Few places are as emblematic of Austin’s booms and busts as the historic landmark. Built on about five acres and once surrounded with formal gardens, the one-story brick bungalow belonged to Ollie Norwood, best known as the developer behind Austin’s first skyscraper, Norwood Tower — a fanciful Gothic Revival building built shortly before the 1929 stock market crash. The Norwoods’ hilltop estate also included small homes for their in-laws, a pecan orchard, a split-level greenhouse, tennis courts, a bath house and a swimming pool fed by a warm spring. When business slowed during the Great Depression, they opened the pool to the public for an admission fee. They managed to keep the estate, though eventually much of the land was lost to the right-of-way for what is now Interstate 35 and to the widening of Riverside Drive.
After the Norwoods sold the estate in 1961, the house was converted into a business and lost some of its decorative features to paneling and fluorescent lights. During a building boom in the 1980s, its sale to a condominium developer who planned to tear it down sparked neighborhood protests. Rather than being demolished, the house was moved off its original lot, its bricks were removed and sold, and many of its significant Arts & Crafts features were lost. When the condo development fell through shortly before an economic bust, the City of Austin bought the estate for parkland, but never set aside funds to restore the house.

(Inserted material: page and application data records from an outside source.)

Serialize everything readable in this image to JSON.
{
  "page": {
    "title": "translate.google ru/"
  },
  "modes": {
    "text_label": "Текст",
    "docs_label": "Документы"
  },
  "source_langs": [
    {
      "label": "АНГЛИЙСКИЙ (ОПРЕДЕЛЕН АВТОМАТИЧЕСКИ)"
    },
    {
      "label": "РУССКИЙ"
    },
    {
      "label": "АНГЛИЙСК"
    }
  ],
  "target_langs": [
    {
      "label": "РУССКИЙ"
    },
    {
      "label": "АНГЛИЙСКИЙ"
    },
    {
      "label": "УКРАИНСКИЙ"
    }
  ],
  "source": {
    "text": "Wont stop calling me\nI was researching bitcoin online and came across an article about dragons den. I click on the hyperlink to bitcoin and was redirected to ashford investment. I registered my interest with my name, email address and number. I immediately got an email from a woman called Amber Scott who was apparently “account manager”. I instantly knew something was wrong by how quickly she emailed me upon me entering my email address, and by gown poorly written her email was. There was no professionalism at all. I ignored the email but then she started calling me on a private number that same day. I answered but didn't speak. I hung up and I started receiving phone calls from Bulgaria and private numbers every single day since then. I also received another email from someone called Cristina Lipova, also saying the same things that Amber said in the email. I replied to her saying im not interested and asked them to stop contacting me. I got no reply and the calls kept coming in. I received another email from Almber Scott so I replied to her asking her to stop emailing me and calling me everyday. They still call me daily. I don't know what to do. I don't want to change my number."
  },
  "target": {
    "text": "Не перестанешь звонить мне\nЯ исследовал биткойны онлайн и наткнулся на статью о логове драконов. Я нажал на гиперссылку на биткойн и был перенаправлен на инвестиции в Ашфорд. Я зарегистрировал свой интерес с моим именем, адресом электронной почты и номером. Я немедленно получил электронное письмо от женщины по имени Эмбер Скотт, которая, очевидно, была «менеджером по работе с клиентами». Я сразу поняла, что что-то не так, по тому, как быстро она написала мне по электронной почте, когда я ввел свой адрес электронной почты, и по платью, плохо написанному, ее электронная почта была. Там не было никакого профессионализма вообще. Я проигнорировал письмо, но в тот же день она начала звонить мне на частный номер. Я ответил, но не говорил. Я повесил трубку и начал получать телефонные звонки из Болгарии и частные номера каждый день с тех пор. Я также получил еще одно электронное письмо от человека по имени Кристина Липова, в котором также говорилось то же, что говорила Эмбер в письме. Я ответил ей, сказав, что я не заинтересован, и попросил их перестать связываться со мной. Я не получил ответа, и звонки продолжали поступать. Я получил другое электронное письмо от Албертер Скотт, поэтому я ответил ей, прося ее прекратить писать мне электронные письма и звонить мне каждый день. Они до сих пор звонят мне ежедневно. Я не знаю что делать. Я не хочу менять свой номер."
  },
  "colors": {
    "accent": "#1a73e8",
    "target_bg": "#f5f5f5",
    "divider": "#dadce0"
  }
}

In the late 1990s, the Women’s Chamber of Commerce raised money to move the house back to its original site on an improved foundation, but the house remained boarded up and its grounds were used as a dog park. Amid another major recession that further strained city funds, in 2008 the South River City Citizens neighborhood group formed a historic preservation subcommittee known as the Norwood Posse, and in 2012 established the nonprofit Norwood Park Foundation to support historic preservation with donations and rental fees rather than taxpayer money. Through the public/private partnership that was sealed last month, the foundation will renovate the city-owned landmark and operate the events center.